:: YOUR ASSIGNMENT ::
Return all lines of the records that contain the word "checked".

--- RECORDS SUPPLIED Enclosed Below ---

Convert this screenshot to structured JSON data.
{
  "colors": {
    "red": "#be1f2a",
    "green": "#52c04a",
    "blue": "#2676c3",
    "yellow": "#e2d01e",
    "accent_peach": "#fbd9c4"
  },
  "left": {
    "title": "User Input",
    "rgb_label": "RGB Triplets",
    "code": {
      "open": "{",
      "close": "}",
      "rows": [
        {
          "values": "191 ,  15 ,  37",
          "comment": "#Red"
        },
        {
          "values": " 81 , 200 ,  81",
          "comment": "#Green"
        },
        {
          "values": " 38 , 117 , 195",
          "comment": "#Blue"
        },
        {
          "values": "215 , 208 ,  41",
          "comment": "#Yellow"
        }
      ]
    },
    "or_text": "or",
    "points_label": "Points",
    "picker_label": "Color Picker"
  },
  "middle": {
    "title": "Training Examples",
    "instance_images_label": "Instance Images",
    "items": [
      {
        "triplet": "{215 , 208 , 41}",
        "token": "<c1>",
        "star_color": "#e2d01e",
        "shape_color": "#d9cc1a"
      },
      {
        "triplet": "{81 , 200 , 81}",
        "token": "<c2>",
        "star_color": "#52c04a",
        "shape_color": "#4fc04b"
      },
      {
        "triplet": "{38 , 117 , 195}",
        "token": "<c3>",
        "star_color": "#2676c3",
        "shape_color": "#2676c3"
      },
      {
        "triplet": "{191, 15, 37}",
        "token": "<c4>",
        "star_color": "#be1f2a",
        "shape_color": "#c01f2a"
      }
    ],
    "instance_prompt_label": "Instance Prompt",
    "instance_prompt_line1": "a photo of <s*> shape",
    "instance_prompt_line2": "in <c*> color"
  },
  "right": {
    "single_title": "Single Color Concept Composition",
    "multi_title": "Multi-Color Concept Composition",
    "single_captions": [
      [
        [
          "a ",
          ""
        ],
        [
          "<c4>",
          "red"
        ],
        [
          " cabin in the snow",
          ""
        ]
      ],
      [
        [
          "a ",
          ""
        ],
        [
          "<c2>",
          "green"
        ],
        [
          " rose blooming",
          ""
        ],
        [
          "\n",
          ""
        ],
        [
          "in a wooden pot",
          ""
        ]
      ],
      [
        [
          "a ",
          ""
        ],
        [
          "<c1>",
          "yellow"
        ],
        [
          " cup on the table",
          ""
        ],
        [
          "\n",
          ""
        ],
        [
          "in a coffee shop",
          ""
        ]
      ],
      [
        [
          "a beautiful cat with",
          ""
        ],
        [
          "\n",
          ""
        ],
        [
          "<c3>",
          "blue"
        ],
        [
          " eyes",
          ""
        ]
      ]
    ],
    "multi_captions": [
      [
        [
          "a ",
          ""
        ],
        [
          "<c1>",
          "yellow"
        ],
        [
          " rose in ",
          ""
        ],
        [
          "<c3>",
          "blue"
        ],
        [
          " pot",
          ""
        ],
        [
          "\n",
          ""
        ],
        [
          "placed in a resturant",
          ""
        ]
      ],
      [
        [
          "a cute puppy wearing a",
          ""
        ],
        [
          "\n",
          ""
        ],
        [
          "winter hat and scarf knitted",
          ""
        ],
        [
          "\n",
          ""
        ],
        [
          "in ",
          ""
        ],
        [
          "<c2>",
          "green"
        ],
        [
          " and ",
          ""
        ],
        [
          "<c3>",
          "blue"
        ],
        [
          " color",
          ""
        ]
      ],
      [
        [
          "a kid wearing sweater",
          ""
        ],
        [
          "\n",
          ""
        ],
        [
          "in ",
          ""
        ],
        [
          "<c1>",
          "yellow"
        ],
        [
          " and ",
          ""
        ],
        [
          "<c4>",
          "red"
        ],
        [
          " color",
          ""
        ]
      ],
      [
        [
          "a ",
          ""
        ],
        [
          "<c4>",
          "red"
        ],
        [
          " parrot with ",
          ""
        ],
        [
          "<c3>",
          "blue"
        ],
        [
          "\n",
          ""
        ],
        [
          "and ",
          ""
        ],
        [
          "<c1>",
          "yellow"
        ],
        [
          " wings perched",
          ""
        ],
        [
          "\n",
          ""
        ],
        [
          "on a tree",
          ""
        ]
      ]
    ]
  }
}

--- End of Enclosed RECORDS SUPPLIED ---
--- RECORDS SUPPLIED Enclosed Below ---

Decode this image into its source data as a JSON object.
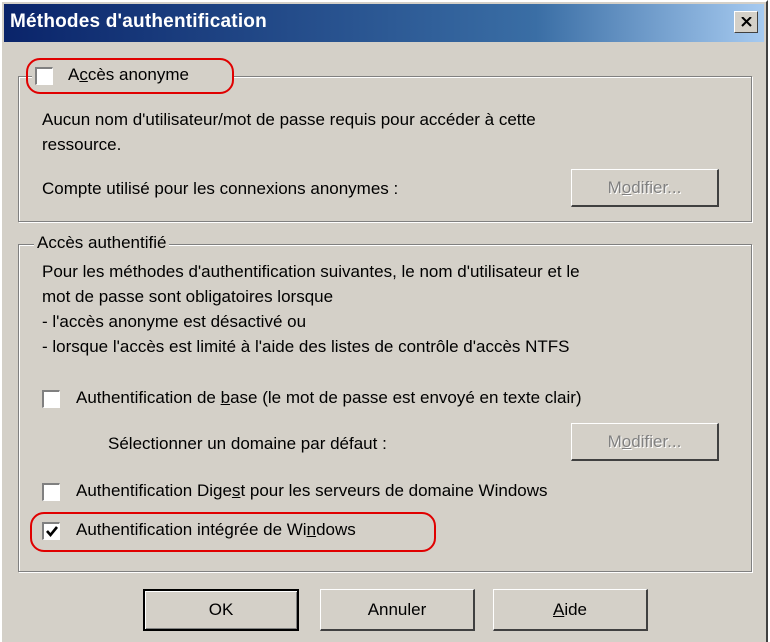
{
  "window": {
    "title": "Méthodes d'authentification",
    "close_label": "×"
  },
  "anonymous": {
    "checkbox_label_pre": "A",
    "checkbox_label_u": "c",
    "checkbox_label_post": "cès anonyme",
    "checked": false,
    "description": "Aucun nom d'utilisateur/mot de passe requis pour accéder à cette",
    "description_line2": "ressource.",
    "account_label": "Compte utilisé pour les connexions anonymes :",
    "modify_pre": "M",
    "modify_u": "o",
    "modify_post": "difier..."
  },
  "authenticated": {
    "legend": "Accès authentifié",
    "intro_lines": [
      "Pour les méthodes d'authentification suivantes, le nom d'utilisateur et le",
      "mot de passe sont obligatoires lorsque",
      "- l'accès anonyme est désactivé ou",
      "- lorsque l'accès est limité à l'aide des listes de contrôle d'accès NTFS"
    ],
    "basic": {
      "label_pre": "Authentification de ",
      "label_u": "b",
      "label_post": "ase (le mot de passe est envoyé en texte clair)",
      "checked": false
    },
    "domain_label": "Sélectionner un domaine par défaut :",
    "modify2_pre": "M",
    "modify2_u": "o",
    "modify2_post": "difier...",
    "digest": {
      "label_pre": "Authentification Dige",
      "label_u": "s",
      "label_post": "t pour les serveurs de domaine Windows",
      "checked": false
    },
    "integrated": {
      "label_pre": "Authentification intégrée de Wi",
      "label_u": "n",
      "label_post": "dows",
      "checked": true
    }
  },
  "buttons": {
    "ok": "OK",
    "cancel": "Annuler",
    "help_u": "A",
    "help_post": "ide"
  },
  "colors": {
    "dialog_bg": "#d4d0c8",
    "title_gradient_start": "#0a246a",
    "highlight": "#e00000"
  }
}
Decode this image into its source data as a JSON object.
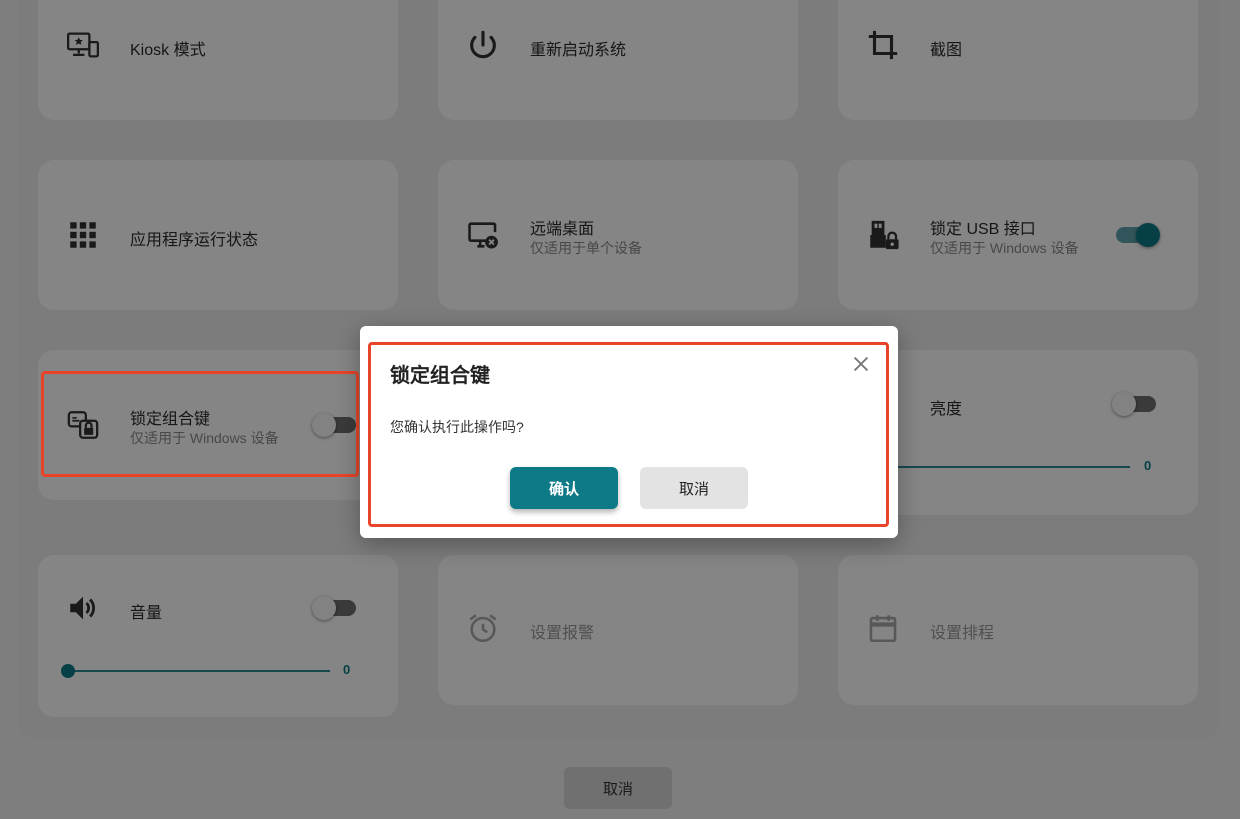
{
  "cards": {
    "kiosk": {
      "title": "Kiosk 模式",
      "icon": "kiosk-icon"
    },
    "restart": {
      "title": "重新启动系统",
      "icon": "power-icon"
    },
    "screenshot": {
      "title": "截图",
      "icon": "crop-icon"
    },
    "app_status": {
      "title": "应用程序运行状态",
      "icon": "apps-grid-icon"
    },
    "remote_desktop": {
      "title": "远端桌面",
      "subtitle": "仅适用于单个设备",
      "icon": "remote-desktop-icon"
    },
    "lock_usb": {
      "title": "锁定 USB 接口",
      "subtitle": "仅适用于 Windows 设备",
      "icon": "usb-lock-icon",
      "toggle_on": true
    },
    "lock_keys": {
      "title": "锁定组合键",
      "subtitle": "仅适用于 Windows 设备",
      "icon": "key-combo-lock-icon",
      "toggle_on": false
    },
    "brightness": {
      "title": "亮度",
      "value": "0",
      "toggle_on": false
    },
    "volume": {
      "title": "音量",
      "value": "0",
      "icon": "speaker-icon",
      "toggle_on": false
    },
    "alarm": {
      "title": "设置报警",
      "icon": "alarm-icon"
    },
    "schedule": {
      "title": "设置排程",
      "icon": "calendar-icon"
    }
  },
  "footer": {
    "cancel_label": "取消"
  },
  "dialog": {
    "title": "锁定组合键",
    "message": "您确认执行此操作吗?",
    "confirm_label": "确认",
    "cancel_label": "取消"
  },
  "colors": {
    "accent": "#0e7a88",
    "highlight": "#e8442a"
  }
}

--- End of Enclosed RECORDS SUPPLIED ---

:: ANSWER FOR THE TASK ::
    "checked": false,
      "checked": false
      "checked": false
      "checked": true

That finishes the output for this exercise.